**Exercise aim**. Within the listing below, show every line that contains the word "duration".

*** Records provided Section Begins ***

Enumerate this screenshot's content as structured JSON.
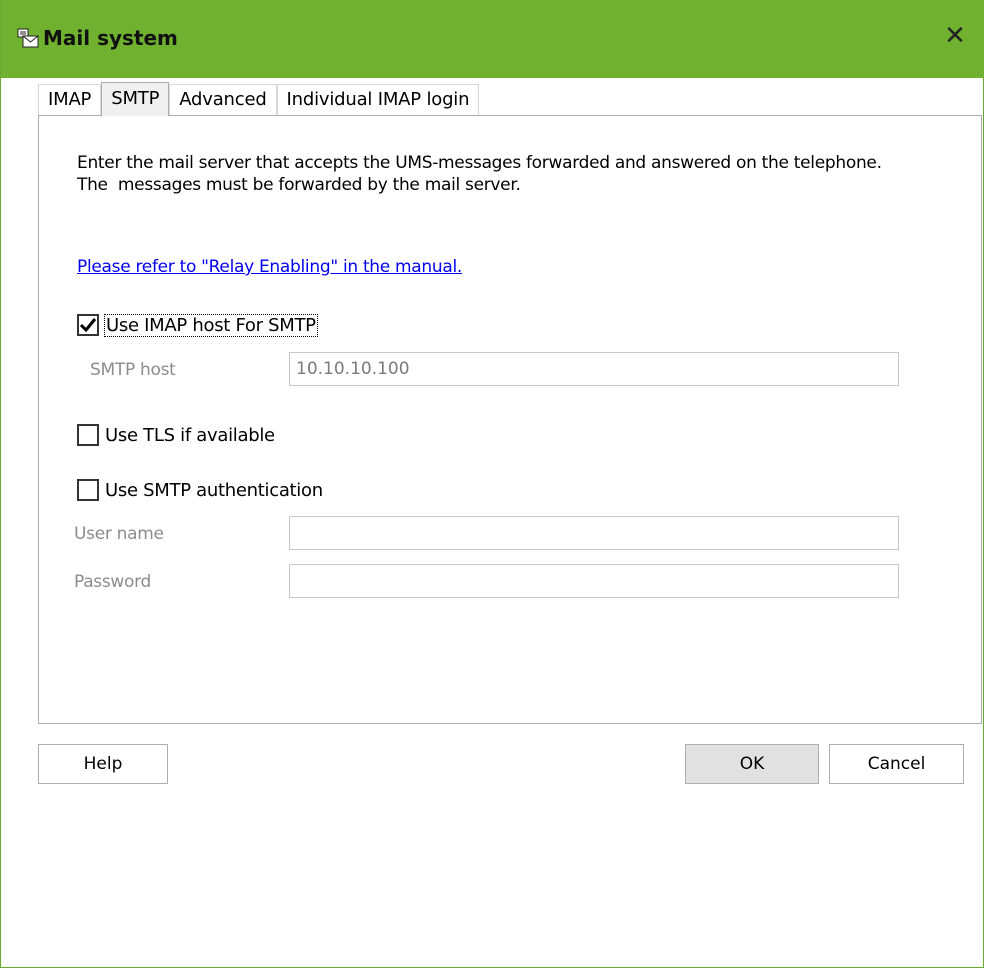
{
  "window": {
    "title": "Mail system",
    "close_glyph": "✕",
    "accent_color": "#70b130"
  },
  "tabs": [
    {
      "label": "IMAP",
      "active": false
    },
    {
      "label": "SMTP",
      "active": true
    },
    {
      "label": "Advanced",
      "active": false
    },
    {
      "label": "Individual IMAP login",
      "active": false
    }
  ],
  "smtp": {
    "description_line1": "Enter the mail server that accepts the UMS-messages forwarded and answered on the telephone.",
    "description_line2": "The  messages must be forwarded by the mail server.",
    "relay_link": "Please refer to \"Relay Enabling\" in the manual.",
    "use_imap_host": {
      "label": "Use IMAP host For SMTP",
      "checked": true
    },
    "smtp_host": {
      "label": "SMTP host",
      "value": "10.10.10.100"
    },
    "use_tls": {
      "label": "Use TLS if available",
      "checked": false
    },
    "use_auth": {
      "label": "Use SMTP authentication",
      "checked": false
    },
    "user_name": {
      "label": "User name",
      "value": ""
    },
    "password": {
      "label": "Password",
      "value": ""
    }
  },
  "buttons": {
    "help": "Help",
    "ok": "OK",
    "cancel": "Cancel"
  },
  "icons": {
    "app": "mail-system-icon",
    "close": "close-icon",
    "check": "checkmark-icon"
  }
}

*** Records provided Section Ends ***
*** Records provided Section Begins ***

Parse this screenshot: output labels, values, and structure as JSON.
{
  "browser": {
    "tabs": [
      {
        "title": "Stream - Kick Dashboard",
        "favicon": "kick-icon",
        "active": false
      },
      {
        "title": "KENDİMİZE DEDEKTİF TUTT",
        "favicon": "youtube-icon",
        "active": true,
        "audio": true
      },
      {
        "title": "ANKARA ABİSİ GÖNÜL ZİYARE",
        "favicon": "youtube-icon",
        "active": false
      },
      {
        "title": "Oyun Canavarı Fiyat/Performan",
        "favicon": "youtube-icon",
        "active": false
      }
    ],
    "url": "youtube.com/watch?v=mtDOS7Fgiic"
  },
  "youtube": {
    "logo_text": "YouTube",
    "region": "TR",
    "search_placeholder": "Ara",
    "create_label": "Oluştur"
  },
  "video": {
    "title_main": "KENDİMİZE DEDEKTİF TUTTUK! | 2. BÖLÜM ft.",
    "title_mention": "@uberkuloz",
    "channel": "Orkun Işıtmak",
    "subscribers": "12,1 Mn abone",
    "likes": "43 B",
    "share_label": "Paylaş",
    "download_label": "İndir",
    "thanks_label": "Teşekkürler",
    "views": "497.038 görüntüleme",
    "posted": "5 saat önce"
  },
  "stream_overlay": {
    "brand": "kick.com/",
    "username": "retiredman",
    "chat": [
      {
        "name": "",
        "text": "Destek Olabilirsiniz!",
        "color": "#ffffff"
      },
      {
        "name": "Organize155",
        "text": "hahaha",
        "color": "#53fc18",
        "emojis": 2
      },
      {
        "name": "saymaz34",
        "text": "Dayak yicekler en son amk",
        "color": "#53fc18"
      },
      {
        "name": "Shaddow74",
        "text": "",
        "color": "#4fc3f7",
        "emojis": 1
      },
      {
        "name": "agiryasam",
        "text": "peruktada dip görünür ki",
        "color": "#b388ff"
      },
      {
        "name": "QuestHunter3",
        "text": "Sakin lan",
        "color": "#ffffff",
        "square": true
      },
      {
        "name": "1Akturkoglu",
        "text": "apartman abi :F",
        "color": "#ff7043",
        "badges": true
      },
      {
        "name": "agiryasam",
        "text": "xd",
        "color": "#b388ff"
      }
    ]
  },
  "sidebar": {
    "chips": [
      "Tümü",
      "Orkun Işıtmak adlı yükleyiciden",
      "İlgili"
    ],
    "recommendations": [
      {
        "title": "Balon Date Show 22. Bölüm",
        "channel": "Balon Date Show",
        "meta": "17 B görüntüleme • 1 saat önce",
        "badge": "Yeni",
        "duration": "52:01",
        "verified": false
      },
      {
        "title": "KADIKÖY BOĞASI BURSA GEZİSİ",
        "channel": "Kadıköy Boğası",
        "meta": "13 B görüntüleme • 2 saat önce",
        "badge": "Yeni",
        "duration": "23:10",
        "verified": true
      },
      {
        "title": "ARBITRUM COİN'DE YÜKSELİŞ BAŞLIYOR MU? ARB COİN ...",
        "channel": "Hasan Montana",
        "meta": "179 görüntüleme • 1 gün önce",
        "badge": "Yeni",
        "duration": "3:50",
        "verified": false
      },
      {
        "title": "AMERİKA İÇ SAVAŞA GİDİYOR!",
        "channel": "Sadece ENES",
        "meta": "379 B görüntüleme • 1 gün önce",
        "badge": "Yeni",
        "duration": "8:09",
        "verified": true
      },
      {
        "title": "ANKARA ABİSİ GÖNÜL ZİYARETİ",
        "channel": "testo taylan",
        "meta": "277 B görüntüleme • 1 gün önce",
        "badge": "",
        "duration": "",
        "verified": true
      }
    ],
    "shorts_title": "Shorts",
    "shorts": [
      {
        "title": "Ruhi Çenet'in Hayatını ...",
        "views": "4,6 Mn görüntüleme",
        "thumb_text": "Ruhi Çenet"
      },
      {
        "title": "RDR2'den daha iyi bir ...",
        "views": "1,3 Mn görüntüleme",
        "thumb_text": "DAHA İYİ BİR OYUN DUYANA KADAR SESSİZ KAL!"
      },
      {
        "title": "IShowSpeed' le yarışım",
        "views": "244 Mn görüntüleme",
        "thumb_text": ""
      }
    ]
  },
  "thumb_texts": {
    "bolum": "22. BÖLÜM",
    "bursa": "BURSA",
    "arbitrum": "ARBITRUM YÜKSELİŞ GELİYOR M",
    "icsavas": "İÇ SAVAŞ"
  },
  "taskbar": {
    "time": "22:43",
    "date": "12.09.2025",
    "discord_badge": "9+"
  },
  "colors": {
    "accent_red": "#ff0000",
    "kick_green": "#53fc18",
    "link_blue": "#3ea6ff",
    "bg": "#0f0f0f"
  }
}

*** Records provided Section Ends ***

**Answer to this problem**.
        "duration": "52:01",
        "duration": "23:10",
        "duration": "3:50",
        "duration": "8:09",
        "duration": "",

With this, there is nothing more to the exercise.